=== EXTRACTED DATA ===
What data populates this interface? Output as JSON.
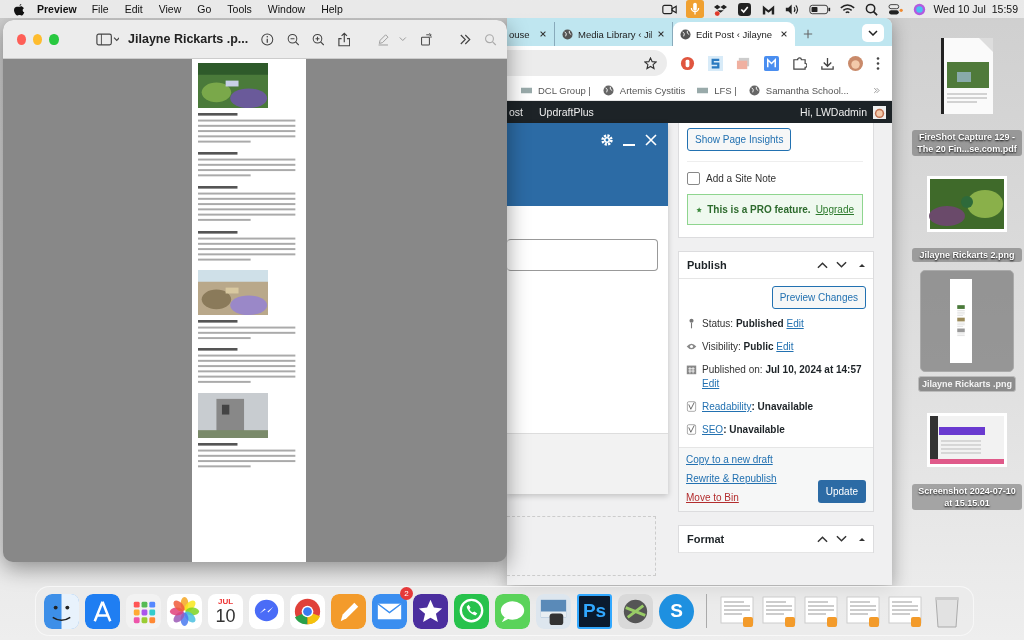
{
  "menu_bar": {
    "app": "Preview",
    "items": [
      "File",
      "Edit",
      "View",
      "Go",
      "Tools",
      "Window",
      "Help"
    ],
    "date": "Wed 10 Jul",
    "time": "15:59"
  },
  "browser": {
    "tabs": [
      {
        "title": "ouse",
        "selected": false
      },
      {
        "title": "Media Library ‹ Jil",
        "selected": false
      },
      {
        "title": "Edit Post ‹ Jilayne",
        "selected": true
      }
    ],
    "bookmarks": [
      "DCL Group |",
      "Artemis Cystitis",
      "LFS |",
      "Samantha School..."
    ],
    "admin_bar": {
      "items": [
        "ost",
        "UpdraftPlus"
      ],
      "greeting": "Hi, LWDadmin"
    },
    "sidebar": {
      "insights_button": "Show Page Insights",
      "site_note": {
        "label": "Add a Site Note",
        "checked": false
      },
      "pro_notice": {
        "text": "This is a PRO feature.",
        "link": "Upgrade"
      },
      "publish": {
        "title": "Publish",
        "preview_button": "Preview Changes",
        "rows": [
          {
            "kind": "status",
            "label": "Status: ",
            "value": "Published",
            "link": "Edit"
          },
          {
            "kind": "visibility",
            "label": "Visibility: ",
            "value": "Public",
            "link": "Edit"
          },
          {
            "kind": "date",
            "label": "Published on: ",
            "value": "Jul 10, 2024 at 14:57",
            "link": "Edit"
          },
          {
            "kind": "readability",
            "link": "Readability",
            "value": ": Unavailable"
          },
          {
            "kind": "seo",
            "link": "SEO",
            "value": ": Unavailable"
          }
        ],
        "actions": [
          "Copy to a new draft",
          "Rewrite & Republish"
        ],
        "bin": "Move to Bin",
        "update_button": "Update"
      },
      "format": {
        "title": "Format"
      }
    }
  },
  "preview_window": {
    "title": "Jilayne Rickarts .p..."
  },
  "desktop_icons": [
    {
      "label": "FireShot Capture 129 - The 20 Fin...se.com.pdf",
      "kind": "pdf",
      "selected": false
    },
    {
      "label": "Jilayne Rickarts  2.png",
      "selected": false
    },
    {
      "label": "Jilayne Rickarts .png",
      "kind": "page",
      "selected": true
    },
    {
      "label": "Screenshot 2024-07-10 at 15.15.01",
      "kind": "screen",
      "selected": false
    }
  ],
  "dock": [
    {
      "kind": "finder"
    },
    {
      "kind": "store"
    },
    {
      "kind": "grid"
    },
    {
      "kind": "flower"
    },
    {
      "kind": "calendar",
      "month": "JUL",
      "day": "10"
    },
    {
      "kind": "chat"
    },
    {
      "kind": "browser"
    },
    {
      "kind": "pen"
    },
    {
      "kind": "mail",
      "badge": "2"
    },
    {
      "kind": "star"
    },
    {
      "kind": "phone"
    },
    {
      "kind": "bubble"
    },
    {
      "kind": "preview"
    },
    {
      "kind": "ps",
      "text": "Ps"
    },
    {
      "kind": "reel"
    },
    {
      "kind": "skype",
      "text": "S"
    },
    {
      "kind": "divider"
    },
    {
      "kind": "doc"
    },
    {
      "kind": "doc"
    },
    {
      "kind": "doc"
    },
    {
      "kind": "doc"
    },
    {
      "kind": "doc"
    },
    {
      "kind": "bin"
    }
  ]
}
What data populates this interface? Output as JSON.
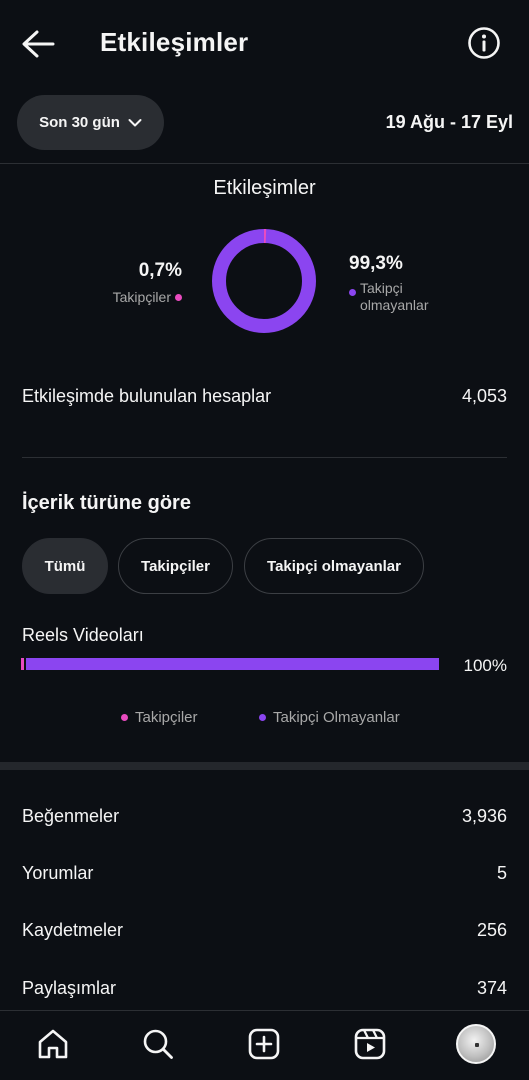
{
  "header": {
    "title": "Etkileşimler",
    "back_icon": "arrow-left-icon",
    "info_icon": "info-icon"
  },
  "filter": {
    "range_label": "Son 30 gün",
    "date_range": "19 Ağu - 17 Eyl"
  },
  "summary": {
    "title": "Etkileşimler",
    "followers_pct": "0,7%",
    "followers_label": "Takipçiler",
    "non_followers_pct": "99,3%",
    "non_followers_label_line1": "Takipçi",
    "non_followers_label_line2": "olmayanlar",
    "followers_fraction": 0.007,
    "colors": {
      "followers": "#e94bbf",
      "non_followers": "#8b45f0"
    }
  },
  "accounts_engaged": {
    "label": "Etkileşimde bulunulan hesaplar",
    "value": "4,053"
  },
  "content_type": {
    "title": "İçerik türüne göre",
    "chips": [
      "Tümü",
      "Takipçiler",
      "Takipçi olmayanlar"
    ],
    "active_chip": "Tümü",
    "reels_label": "Reels Videoları",
    "reels_pct": "100%",
    "reels_followers_fraction": 0.007,
    "legend": [
      "Takipçiler",
      "Takipçi Olmayanlar"
    ]
  },
  "metrics": [
    {
      "label": "Beğenmeler",
      "value": "3,936"
    },
    {
      "label": "Yorumlar",
      "value": "5"
    },
    {
      "label": "Kaydetmeler",
      "value": "256"
    },
    {
      "label": "Paylaşımlar",
      "value": "374"
    }
  ],
  "bottom_nav": {
    "items": [
      "home-icon",
      "search-icon",
      "create-icon",
      "reels-icon",
      "profile-avatar"
    ]
  }
}
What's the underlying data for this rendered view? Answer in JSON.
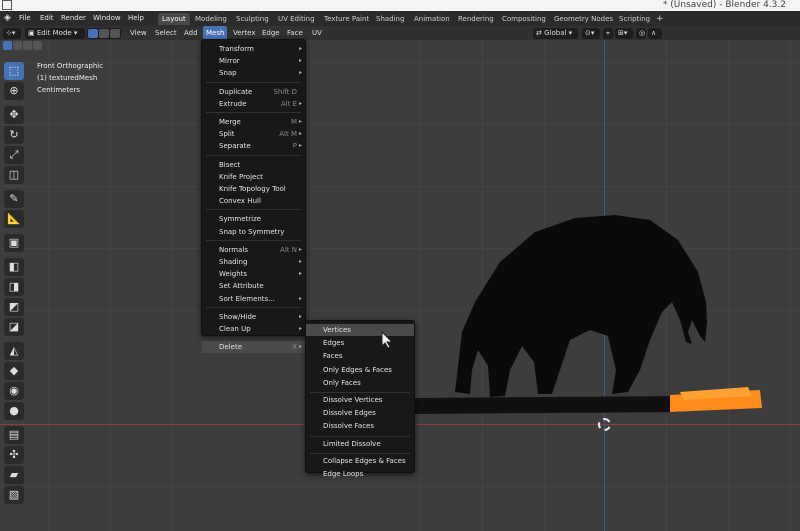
{
  "window": {
    "title": "* (Unsaved) - Blender 4.3.2"
  },
  "topbar": {
    "menus": [
      "File",
      "Edit",
      "Render",
      "Window",
      "Help"
    ],
    "workspaces": [
      "Layout",
      "Modeling",
      "Sculpting",
      "UV Editing",
      "Texture Paint",
      "Shading",
      "Animation",
      "Rendering",
      "Compositing",
      "Geometry Nodes",
      "Scripting"
    ],
    "add_tab": "+"
  },
  "header": {
    "mode": "Edit Mode",
    "menus": [
      "View",
      "Select",
      "Add",
      "Mesh",
      "Vertex",
      "Edge",
      "Face",
      "UV"
    ],
    "orientation": "Global"
  },
  "overlay": {
    "view": "Front Orthographic",
    "object": "(1) texturedMesh",
    "units": "Centimeters"
  },
  "mesh_menu": [
    {
      "label": "Transform",
      "arrow": true
    },
    {
      "label": "Mirror",
      "arrow": true
    },
    {
      "label": "Snap",
      "arrow": true
    },
    {
      "sep": true
    },
    {
      "label": "Duplicate",
      "shortcut": "Shift D"
    },
    {
      "label": "Extrude",
      "shortcut": "Alt E",
      "arrow": true
    },
    {
      "sep": true
    },
    {
      "label": "Merge",
      "shortcut": "M",
      "arrow": true
    },
    {
      "label": "Split",
      "shortcut": "Alt M",
      "arrow": true
    },
    {
      "label": "Separate",
      "shortcut": "P",
      "arrow": true
    },
    {
      "sep": true
    },
    {
      "label": "Bisect"
    },
    {
      "label": "Knife Project"
    },
    {
      "label": "Knife Topology Tool"
    },
    {
      "label": "Convex Hull"
    },
    {
      "sep": true
    },
    {
      "label": "Symmetrize"
    },
    {
      "label": "Snap to Symmetry"
    },
    {
      "sep": true
    },
    {
      "label": "Normals",
      "shortcut": "Alt N",
      "arrow": true
    },
    {
      "label": "Shading",
      "arrow": true
    },
    {
      "label": "Weights",
      "arrow": true
    },
    {
      "label": "Set Attribute"
    },
    {
      "label": "Sort Elements...",
      "arrow": true
    },
    {
      "sep": true
    },
    {
      "label": "Show/Hide",
      "arrow": true
    },
    {
      "label": "Clean Up",
      "arrow": true
    },
    {
      "sep": true
    },
    {
      "label": "Delete",
      "shortcut": "X",
      "arrow": true,
      "highlight": true
    }
  ],
  "delete_menu": [
    {
      "label": "Vertices",
      "highlight": true
    },
    {
      "label": "Edges"
    },
    {
      "label": "Faces"
    },
    {
      "label": "Only Edges & Faces"
    },
    {
      "label": "Only Faces"
    },
    {
      "sep": true
    },
    {
      "label": "Dissolve Vertices"
    },
    {
      "label": "Dissolve Edges"
    },
    {
      "label": "Dissolve Faces"
    },
    {
      "sep": true
    },
    {
      "label": "Limited Dissolve"
    },
    {
      "sep": true
    },
    {
      "label": "Collapse Edges & Faces"
    },
    {
      "label": "Edge Loops"
    }
  ],
  "colors": {
    "accent": "#4772b3",
    "orange": "#ff8c1a",
    "red_axis": "#8c3a44",
    "blue_axis": "#3a5a8c"
  }
}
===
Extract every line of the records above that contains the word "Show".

      "insights_button": "Show Page Insights",
      "label": "Show/Hide",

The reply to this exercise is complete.